» **Exercise prompt**
Don't include any picture when you restate the data word for word.

════════

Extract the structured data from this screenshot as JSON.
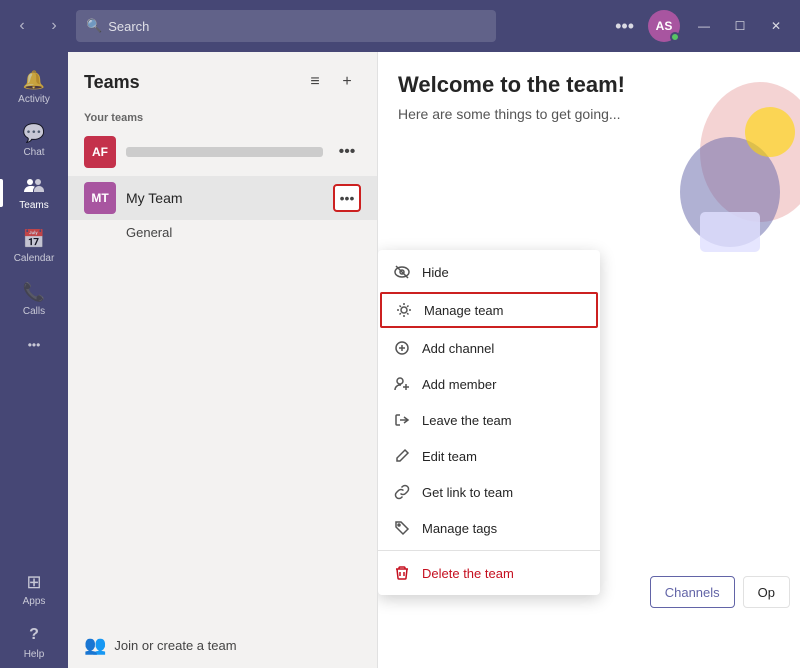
{
  "titlebar": {
    "nav_back": "‹",
    "nav_forward": "›",
    "search_placeholder": "Search",
    "ellipsis": "•••",
    "avatar_initials": "AS",
    "win_minimize": "—",
    "win_maximize": "☐",
    "win_close": "✕"
  },
  "sidebar": {
    "items": [
      {
        "id": "activity",
        "label": "Activity",
        "icon": "🔔"
      },
      {
        "id": "chat",
        "label": "Chat",
        "icon": "💬"
      },
      {
        "id": "teams",
        "label": "Teams",
        "icon": "👥"
      },
      {
        "id": "calendar",
        "label": "Calendar",
        "icon": "📅"
      },
      {
        "id": "calls",
        "label": "Calls",
        "icon": "📞"
      },
      {
        "id": "more",
        "label": "•••",
        "icon": "•••"
      }
    ],
    "bottom_items": [
      {
        "id": "apps",
        "label": "Apps",
        "icon": "⊞"
      },
      {
        "id": "help",
        "label": "Help",
        "icon": "?"
      }
    ]
  },
  "teams_panel": {
    "title": "Teams",
    "your_teams_label": "Your teams",
    "team1_initials": "AF",
    "team2_initials": "MT",
    "team2_name": "My Team",
    "channel_name": "General",
    "join_label": "Join or create a team",
    "filter_icon": "≡",
    "add_icon": "+"
  },
  "context_menu": {
    "items": [
      {
        "id": "hide",
        "label": "Hide",
        "icon": "👁"
      },
      {
        "id": "manage-team",
        "label": "Manage team",
        "icon": "⚙",
        "highlighted": true
      },
      {
        "id": "add-channel",
        "label": "Add channel",
        "icon": "⊕"
      },
      {
        "id": "add-member",
        "label": "Add member",
        "icon": "👤+"
      },
      {
        "id": "leave-team",
        "label": "Leave the team",
        "icon": "🚪"
      },
      {
        "id": "edit-team",
        "label": "Edit team",
        "icon": "✏"
      },
      {
        "id": "get-link",
        "label": "Get link to team",
        "icon": "🔗"
      },
      {
        "id": "manage-tags",
        "label": "Manage tags",
        "icon": "🏷"
      },
      {
        "id": "delete-team",
        "label": "Delete the team",
        "icon": "🗑",
        "delete": true
      }
    ]
  },
  "main": {
    "title": "Welcome to the team!",
    "subtitle": "Here are some things to get going...",
    "channels_button": "Channels",
    "open_button": "Op"
  }
}
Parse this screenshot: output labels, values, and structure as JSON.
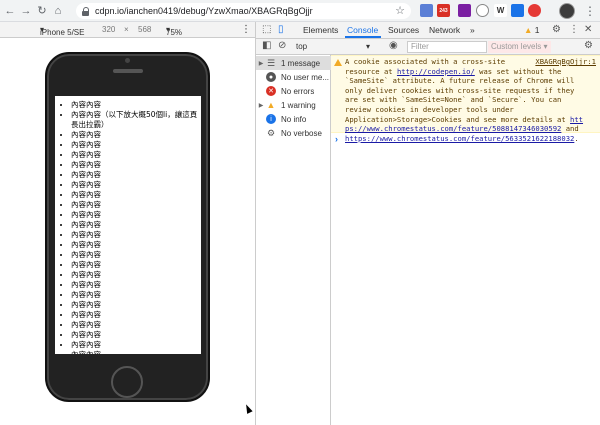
{
  "browser": {
    "url": "cdpn.io/ianchen0419/debug/YzwXmao/XBAGRqBgOjjr",
    "ext_badge": "243",
    "ext_w": "W"
  },
  "device_toolbar": {
    "device": "iPhone 5/SE",
    "width": "320",
    "times": "×",
    "height": "568",
    "zoom": "75%"
  },
  "page": {
    "items": [
      "內容內容",
      "內容內容（以下放大概50個li，讓這頁長出拉霸）",
      "內容內容",
      "內容內容",
      "內容內容",
      "內容內容",
      "內容內容",
      "內容內容",
      "內容內容",
      "內容內容",
      "內容內容",
      "內容內容",
      "內容內容",
      "內容內容",
      "內容內容",
      "內容內容",
      "內容內容",
      "內容內容",
      "內容內容",
      "內容內容",
      "內容內容",
      "內容內容",
      "內容內容",
      "內容內容",
      "內容內容"
    ]
  },
  "devtools": {
    "tabs": [
      "Elements",
      "Console",
      "Sources",
      "Network"
    ],
    "more_tabs": "»",
    "warning_count": "1",
    "context": "top",
    "filter_placeholder": "Filter",
    "levels": "Custom levels ▾",
    "sidebar": [
      {
        "label": "1 message",
        "icon": "list-icon"
      },
      {
        "label": "No user me...",
        "icon": "user-icon"
      },
      {
        "label": "No errors",
        "icon": "error-icon"
      },
      {
        "label": "1 warning",
        "icon": "warning-icon"
      },
      {
        "label": "No info",
        "icon": "info-icon"
      },
      {
        "label": "No verbose",
        "icon": "verbose-icon"
      }
    ],
    "warning": {
      "source": "XBAGRqBgOjjr:1",
      "line1": "A cookie associated with a cross-site",
      "line2a": "resource at ",
      "line2_link": "http://codepen.io/",
      "line2b": " was set without the",
      "line3": "`SameSite` attribute. A future release of Chrome will",
      "line4": "only deliver cookies with cross-site requests if they",
      "line5": "are set with `SameSite=None` and `Secure`. You can",
      "line6": "review cookies in developer tools under",
      "line7a": "Application>Storage>Cookies and see more details at ",
      "line7_link": "htt",
      "line8_link": "ps://www.chromestatus.com/feature/5088147346030592",
      "line8b": " and",
      "line9_link": "https://www.chromestatus.com/feature/5633521622188032",
      "line9b": "."
    },
    "prompt": "›"
  }
}
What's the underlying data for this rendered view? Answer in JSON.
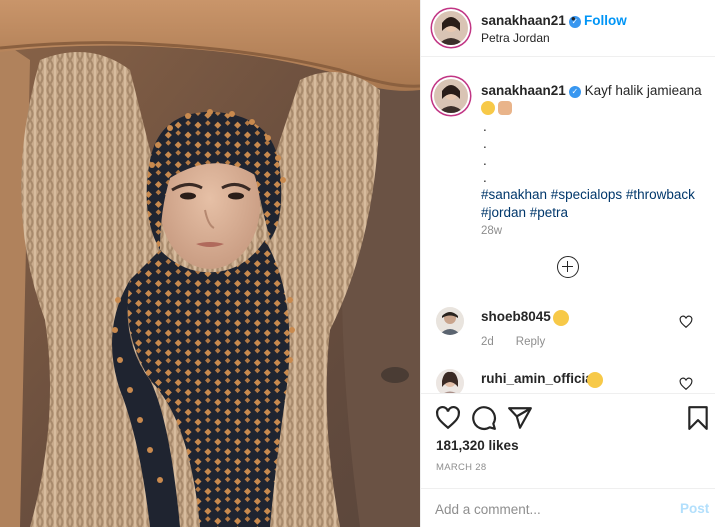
{
  "post": {
    "author": "sanakhaan21",
    "verified": true,
    "follow_label": "Follow",
    "separator": "•",
    "location": "Petra Jordan",
    "photo_alt": "Woman in knit sweater and patterned scarf posing under a rock arch",
    "caption": {
      "text": "Kayf halik jamieana",
      "emojis": [
        "smiling-face-emoji",
        "person-gesturing-emoji"
      ],
      "dots": [
        ".",
        ".",
        ".",
        "."
      ],
      "hashtags_line1": "#sanakhan #specialops #throwback",
      "hashtags_line2": "#jordan #petra",
      "age": "28w"
    },
    "load_more_icon": "plus-circle-icon"
  },
  "comments": [
    {
      "user": "shoeb8045",
      "emoji": "wink-kiss-emoji",
      "age": "2d",
      "reply_label": "Reply"
    },
    {
      "user": "ruhi_amin_official",
      "emoji": "heart-eyes-emoji"
    }
  ],
  "actions": {
    "icons": [
      "heart-icon",
      "comment-icon",
      "share-icon",
      "bookmark-icon"
    ],
    "likes": "181,320 likes",
    "date": "MARCH 28"
  },
  "add_comment": {
    "placeholder": "Add a comment...",
    "post_label": "Post"
  },
  "colors": {
    "accent_blue": "#0095f6",
    "hashtag": "#00376b",
    "muted": "#8e8e8e",
    "post_disabled": "#b2dffc"
  }
}
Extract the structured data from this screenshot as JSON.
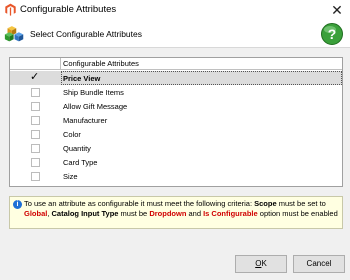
{
  "window": {
    "title": "Configurable Attributes",
    "close_symbol": "✕"
  },
  "header": {
    "text": "Select Configurable Attributes"
  },
  "grid": {
    "column_header": "Configurable Attributes",
    "rows": [
      {
        "label": "Price View",
        "checked": true,
        "selected": true
      },
      {
        "label": "Ship Bundle Items",
        "checked": false,
        "selected": false
      },
      {
        "label": "Allow Gift Message",
        "checked": false,
        "selected": false
      },
      {
        "label": "Manufacturer",
        "checked": false,
        "selected": false
      },
      {
        "label": "Color",
        "checked": false,
        "selected": false
      },
      {
        "label": "Quantity",
        "checked": false,
        "selected": false
      },
      {
        "label": "Card Type",
        "checked": false,
        "selected": false
      },
      {
        "label": "Size",
        "checked": false,
        "selected": false
      }
    ],
    "check_symbol": "✓"
  },
  "info": {
    "p1": "To use an attribute as configurable it must meet the following criteria: ",
    "scope": "Scope",
    "p2": " must be set to ",
    "global": "Global",
    "p3": ", ",
    "catalog_input_type": "Catalog Input Type",
    "p4": " must be ",
    "dropdown": "Dropdown",
    "p5": " and ",
    "is_configurable": "Is Configurable",
    "p6": " option must be enabled",
    "icon_glyph": "i"
  },
  "buttons": {
    "ok_mnemonic": "O",
    "ok_rest": "K",
    "cancel": "Cancel"
  },
  "icons": {
    "app": "magento-logo-icon",
    "header": "cubes-icon",
    "help": "help-icon",
    "info": "info-icon"
  }
}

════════

» **Answer to the problem**
Extract the structured data from this screenshot as JSON.
{
  "titlebar": {
    "nav_back": "‹",
    "nav_forward": "›",
    "search_placeholder": "Search",
    "ellipsis": "•••",
    "avatar_initials": "AS",
    "win_minimize": "—",
    "win_maximize": "☐",
    "win_close": "✕"
  },
  "sidebar": {
    "items": [
      {
        "id": "activity",
        "label": "Activity",
        "icon": "🔔"
      },
      {
        "id": "chat",
        "label": "Chat",
        "icon": "💬"
      },
      {
        "id": "teams",
        "label": "Teams",
        "icon": "👥"
      },
      {
        "id": "calendar",
        "label": "Calendar",
        "icon": "📅"
      },
      {
        "id": "calls",
        "label": "Calls",
        "icon": "📞"
      },
      {
        "id": "more",
        "label": "•••",
        "icon": "•••"
      }
    ],
    "bottom_items": [
      {
        "id": "apps",
        "label": "Apps",
        "icon": "⊞"
      },
      {
        "id": "help",
        "label": "Help",
        "icon": "?"
      }
    ]
  },
  "teams_panel": {
    "title": "Teams",
    "your_teams_label": "Your teams",
    "team1_initials": "AF",
    "team2_initials": "MT",
    "team2_name": "My Team",
    "channel_name": "General",
    "join_label": "Join or create a team",
    "filter_icon": "≡",
    "add_icon": "+"
  },
  "context_menu": {
    "items": [
      {
        "id": "hide",
        "label": "Hide",
        "icon": "👁"
      },
      {
        "id": "manage-team",
        "label": "Manage team",
        "icon": "⚙",
        "highlighted": true
      },
      {
        "id": "add-channel",
        "label": "Add channel",
        "icon": "⊕"
      },
      {
        "id": "add-member",
        "label": "Add member",
        "icon": "👤+"
      },
      {
        "id": "leave-team",
        "label": "Leave the team",
        "icon": "🚪"
      },
      {
        "id": "edit-team",
        "label": "Edit team",
        "icon": "✏"
      },
      {
        "id": "get-link",
        "label": "Get link to team",
        "icon": "🔗"
      },
      {
        "id": "manage-tags",
        "label": "Manage tags",
        "icon": "🏷"
      },
      {
        "id": "delete-team",
        "label": "Delete the team",
        "icon": "🗑",
        "delete": true
      }
    ]
  },
  "main": {
    "title": "Welcome to the team!",
    "subtitle": "Here are some things to get going...",
    "channels_button": "Channels",
    "open_button": "Op"
  }
}
Parse this screenshot: output labels, values, and structure as JSON.
{
  "browser": {
    "url": "cdpn.io/ianchen0419/debug/YzwXmao/XBAGRqBgOjjr",
    "ext_badge": "243",
    "ext_w": "W"
  },
  "device_toolbar": {
    "device": "iPhone 5/SE",
    "width": "320",
    "times": "×",
    "height": "568",
    "zoom": "75%"
  },
  "page": {
    "items": [
      "內容內容",
      "內容內容（以下放大概50個li，讓這頁長出拉霸）",
      "內容內容",
      "內容內容",
      "內容內容",
      "內容內容",
      "內容內容",
      "內容內容",
      "內容內容",
      "內容內容",
      "內容內容",
      "內容內容",
      "內容內容",
      "內容內容",
      "內容內容",
      "內容內容",
      "內容內容",
      "內容內容",
      "內容內容",
      "內容內容",
      "內容內容",
      "內容內容",
      "內容內容",
      "內容內容",
      "內容內容"
    ]
  },
  "devtools": {
    "tabs": [
      "Elements",
      "Console",
      "Sources",
      "Network"
    ],
    "more_tabs": "»",
    "warning_count": "1",
    "context": "top",
    "filter_placeholder": "Filter",
    "levels": "Custom levels ▾",
    "sidebar": [
      {
        "label": "1 message",
        "icon": "list-icon"
      },
      {
        "label": "No user me...",
        "icon": "user-icon"
      },
      {
        "label": "No errors",
        "icon": "error-icon"
      },
      {
        "label": "1 warning",
        "icon": "warning-icon"
      },
      {
        "label": "No info",
        "icon": "info-icon"
      },
      {
        "label": "No verbose",
        "icon": "verbose-icon"
      }
    ],
    "warning": {
      "source": "XBAGRqBgOjjr:1",
      "line1": "A cookie associated with a cross-site",
      "line2a": "resource at ",
      "line2_link": "http://codepen.io/",
      "line2b": " was set without the",
      "line3": "`SameSite` attribute. A future release of Chrome will",
      "line4": "only deliver cookies with cross-site requests if they",
      "line5": "are set with `SameSite=None` and `Secure`. You can",
      "line6": "review cookies in developer tools under",
      "line7a": "Application>Storage>Cookies and see more details at ",
      "line7_link": "htt",
      "line8_link": "ps://www.chromestatus.com/feature/5088147346030592",
      "line8b": " and",
      "line9_link": "https://www.chromestatus.com/feature/5633521622188032",
      "line9b": "."
    },
    "prompt": "›"
  }
}
What's the underlying data for this rendered view? Answer in JSON.
{
  "post": {
    "author": "sanakhaan21",
    "verified": true,
    "follow_label": "Follow",
    "separator": "•",
    "location": "Petra Jordan",
    "photo_alt": "Woman in knit sweater and patterned scarf posing under a rock arch",
    "caption": {
      "text": "Kayf halik jamieana",
      "emojis": [
        "smiling-face-emoji",
        "person-gesturing-emoji"
      ],
      "dots": [
        ".",
        ".",
        ".",
        "."
      ],
      "hashtags_line1": "#sanakhan #specialops #throwback",
      "hashtags_line2": "#jordan #petra",
      "age": "28w"
    },
    "load_more_icon": "plus-circle-icon"
  },
  "comments": [
    {
      "user": "shoeb8045",
      "emoji": "wink-kiss-emoji",
      "age": "2d",
      "reply_label": "Reply"
    },
    {
      "user": "ruhi_amin_official",
      "emoji": "heart-eyes-emoji"
    }
  ],
  "actions": {
    "icons": [
      "heart-icon",
      "comment-icon",
      "share-icon",
      "bookmark-icon"
    ],
    "likes": "181,320 likes",
    "date": "MARCH 28"
  },
  "add_comment": {
    "placeholder": "Add a comment...",
    "post_label": "Post"
  },
  "colors": {
    "accent_blue": "#0095f6",
    "hashtag": "#00376b",
    "muted": "#8e8e8e",
    "post_disabled": "#b2dffc"
  }
}
Extract the structured data from this screenshot as JSON.
{
  "window": {
    "title": "Configurable Attributes",
    "close_symbol": "✕"
  },
  "header": {
    "text": "Select Configurable Attributes"
  },
  "grid": {
    "column_header": "Configurable Attributes",
    "rows": [
      {
        "label": "Price View",
        "checked": true,
        "selected": true
      },
      {
        "label": "Ship Bundle Items",
        "checked": false,
        "selected": false
      },
      {
        "label": "Allow Gift Message",
        "checked": false,
        "selected": false
      },
      {
        "label": "Manufacturer",
        "checked": false,
        "selected": false
      },
      {
        "label": "Color",
        "checked": false,
        "selected": false
      },
      {
        "label": "Quantity",
        "checked": false,
        "selected": false
      },
      {
        "label": "Card Type",
        "checked": false,
        "selected": false
      },
      {
        "label": "Size",
        "checked": false,
        "selected": false
      }
    ],
    "check_symbol": "✓"
  },
  "info": {
    "p1": "To use an attribute as configurable it must meet the following criteria: ",
    "scope": "Scope",
    "p2": " must be set to ",
    "global": "Global",
    "p3": ", ",
    "catalog_input_type": "Catalog Input Type",
    "p4": " must be ",
    "dropdown": "Dropdown",
    "p5": " and ",
    "is_configurable": "Is Configurable",
    "p6": " option must be enabled",
    "icon_glyph": "i"
  },
  "buttons": {
    "ok_mnemonic": "O",
    "ok_rest": "K",
    "cancel": "Cancel"
  },
  "icons": {
    "app": "magento-logo-icon",
    "header": "cubes-icon",
    "help": "help-icon",
    "info": "info-icon"
  }
}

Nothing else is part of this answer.